It has become conventional to assess damages for breach of a contract such as a confidentiality agreement or a restrictive covenant where the assessment of loss will be difficult by reference to the sum that the claimant could hypothetically have received in return for releasing the defendant from the obligation which he failed to perform. This stance was deprecated by the majority: instead, it is merely one tool to assess the economic value of the right which has been breached, considered as an asset.
The facts of the case itself illustrate the change of approach. One Step ran a business. Two directors wanted to leave the company and entered into covenants against competition and solicitation. Despite this, the directors opened a new business and breached those covenants. The judge at first instance ordered an assessment of the hypothetical licence fee that would have been agreed for a release from those covenants on a Wrotham Park basis in the alternative to ordinary compensatory damages. The Supreme Court rejected this approach: where the breach of a contractual obligation has caused the claimant to suffer economic loss, that loss should be measured as accurately or reliably as the nature of the case permits.
Damages assessed by reference to the value of the use wrongfully made of property (‘user damages’) are readily awarded at common law for the invasion or rights to tangible, moveable or immoveable property.
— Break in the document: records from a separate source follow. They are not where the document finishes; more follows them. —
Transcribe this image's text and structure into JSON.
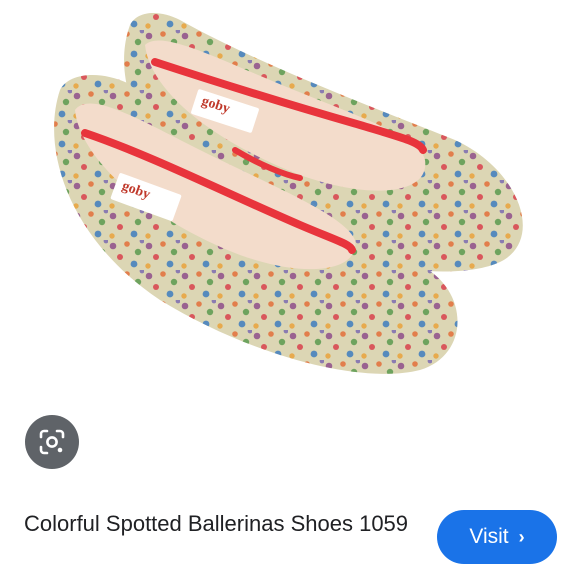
{
  "product": {
    "title": "Colorful Spotted Ballerinas Shoes 1059",
    "image_alt": "Colorful spotted ballerina flats",
    "brand_label": "goby"
  },
  "actions": {
    "visit_label": "Visit",
    "visit_icon": "chevron-right-icon",
    "lens_icon": "google-lens-icon"
  },
  "colors": {
    "visit_bg": "#1a73e8",
    "lens_bg": "#5f6368",
    "shoe_upper": "#dcd6b4",
    "shoe_lining": "#f3dccb",
    "trim": "#e8343c"
  }
}
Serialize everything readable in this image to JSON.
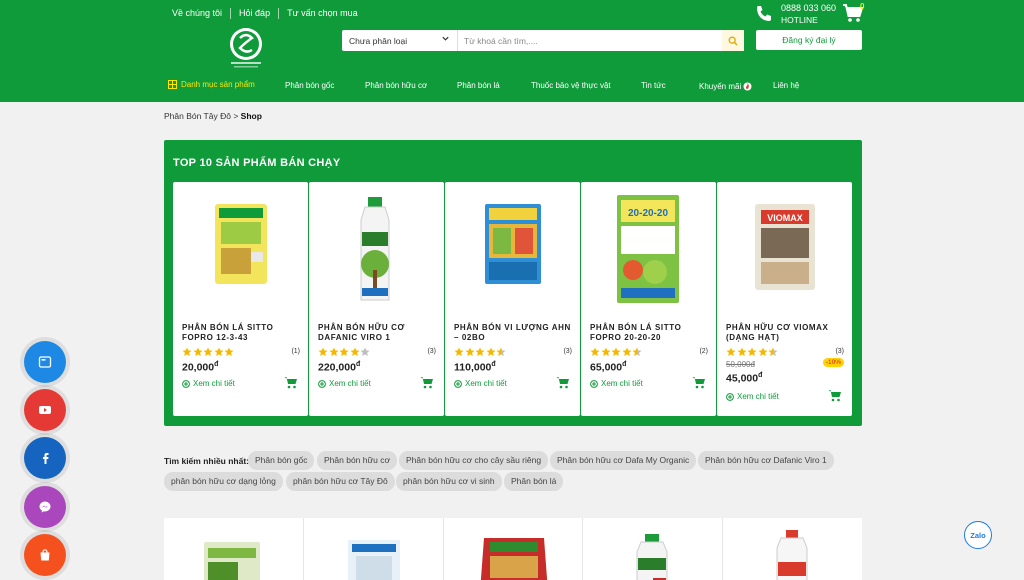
{
  "header": {
    "top_links": [
      "Về chúng tôi",
      "Hỏi đáp",
      "Tư vấn chọn mua"
    ],
    "hotline_number": "0888 033 060",
    "hotline_label": "HOTLINE",
    "cart_count": "0",
    "search_category": "Chưa phân loại",
    "search_placeholder": "Từ khoá cần tìm,....",
    "register_button": "Đăng ký đại lý",
    "nav": {
      "category_menu": "Danh mục sản phẩm",
      "items": [
        "Phân bón gốc",
        "Phân bón hữu cơ",
        "Phân bón lá",
        "Thuốc bảo vệ thực vật",
        "Tin tức",
        "Khuyến mãi",
        "Liên hệ"
      ]
    }
  },
  "breadcrumb": {
    "home": "Phân Bón Tây Đô",
    "separator": ">",
    "current": "Shop"
  },
  "top_products": {
    "title": "TOP 10 SẢN PHẨM BÁN CHẠY",
    "products": [
      {
        "name": "PHÂN BÓN LÁ SITTO FOPRO 12-3-43",
        "rating": 5,
        "reviews": "(1)",
        "price": "20,000",
        "currency": "đ",
        "more": "Xem chi tiết"
      },
      {
        "name": "PHÂN BÓN HỮU CƠ DAFANIC VIRO 1",
        "rating": 4,
        "reviews": "(3)",
        "price": "220,000",
        "currency": "đ",
        "more": "Xem chi tiết"
      },
      {
        "name": "PHÂN BÓN VI LƯỢNG AHN – 02BO",
        "rating": 4.5,
        "reviews": "(3)",
        "price": "110,000",
        "currency": "đ",
        "more": "Xem chi tiết"
      },
      {
        "name": "PHÂN BÓN LÁ SITTO FOPRO 20-20-20",
        "rating": 4.5,
        "reviews": "(2)",
        "price": "65,000",
        "currency": "đ",
        "more": "Xem chi tiết"
      },
      {
        "name": "PHÂN HỮU CƠ VIOMAX (DẠNG HẠT)",
        "rating": 4.5,
        "reviews": "(3)",
        "old_price": "50,000đ",
        "discount": "-10%",
        "price": "45,000",
        "currency": "đ",
        "more": "Xem chi tiết"
      }
    ]
  },
  "popular_search": {
    "label": "Tìm kiếm nhiều nhất:",
    "tags": [
      "Phân bón gốc",
      "Phân bón hữu cơ",
      "Phân bón hữu cơ cho cây sầu riêng",
      "Phân bón hữu cơ Dafa My Organic",
      "Phân bón hữu cơ Dafanic Viro 1",
      "phân bón hữu cơ dạng lỏng",
      "phân bón hữu cơ Tây Đô",
      "phân bón hữu cơ vi sinh",
      "Phân bón lá"
    ]
  },
  "floating_social": [
    {
      "icon": "message-icon",
      "color": "#1e88e5"
    },
    {
      "icon": "youtube-icon",
      "color": "#e53935"
    },
    {
      "icon": "facebook-icon",
      "color": "#1565c0"
    },
    {
      "icon": "messenger-icon",
      "color": "#ab47bc"
    },
    {
      "icon": "shopee-icon",
      "color": "#f4511e"
    }
  ],
  "zalo_label": "Zalo",
  "colors": {
    "brand_green": "#0f9b3a",
    "star": "#f5b800",
    "accent_yellow": "#ffe600"
  }
}
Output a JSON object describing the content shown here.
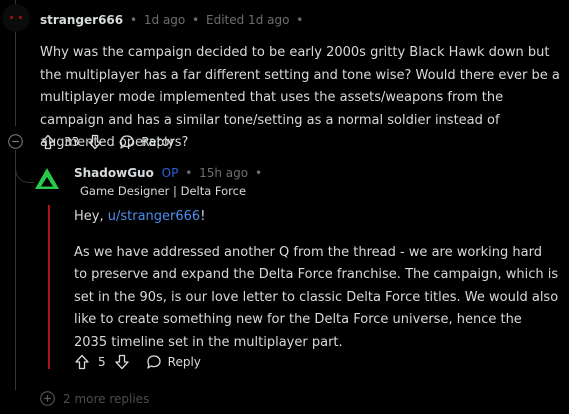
{
  "comment": {
    "username": "stranger666",
    "time": "1d ago",
    "edited": "Edited 1d ago",
    "text": "Why was the campaign decided to be early 2000s gritty Black Hawk down but the multiplayer has a far different setting and tone wise? Would there ever be a multiplayer mode implemented that uses the assets/weapons from the campaign and has a similar tone/setting as a normal soldier instead of augmented operators?",
    "votes": "33",
    "reply_label": "Reply",
    "bullet": "•"
  },
  "reply": {
    "username": "ShadowGuo",
    "op_badge": "OP",
    "time": "15h ago",
    "flair": "Game Designer | Delta Force",
    "greeting_prefix": "Hey, ",
    "greeting_link": "u/stranger666",
    "greeting_suffix": "!",
    "text": "As we have addressed another Q from the thread - we are working hard to preserve and expand the Delta Force franchise. The campaign, which is set in the 90s, is our love letter to classic Delta Force titles. We would also like to create something new for the Delta Force universe, hence the 2035 timeline set in the multiplayer part.",
    "votes": "5",
    "reply_label": "Reply",
    "bullet": "•"
  },
  "more_replies": "2 more replies",
  "colors": {
    "accent_link": "#4f8df0",
    "op_blue": "#2a63d8",
    "thread_red": "#a8141a",
    "logo_green": "#28c84a"
  }
}
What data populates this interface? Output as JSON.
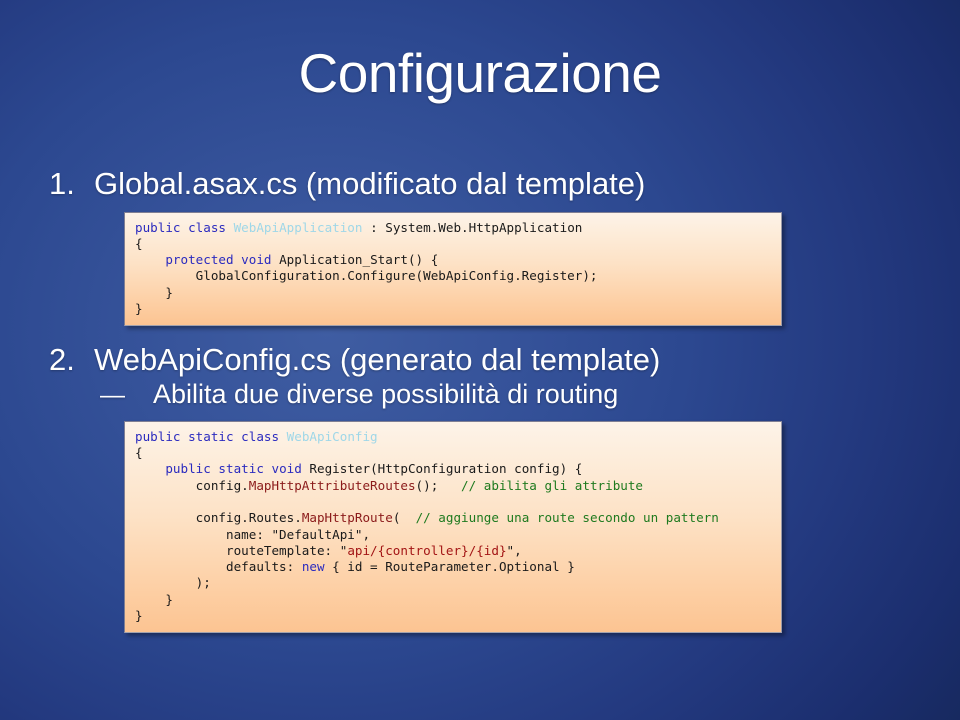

Damages can be awarded in lieu of an injunction: one method of assessment is on the basis of the economic value of the right that the court declined to enforce by reference to the amount which the claimant could reasonably have demanded as a quid pro quo. Negotiating damages can be awarded for breach of contract where the loss suffered by the claimant is appropriately measured by reference to the economic value of the right which has been breached, considered as an asset. Common law damages for breach of contract are not a matter of discretion.
In the instant case, the correct object of the assessment would be to measure, as accurately as possible, the financial loss the claimant sustained. A hypothetical fee was not itself the measure of the claimant’s loss.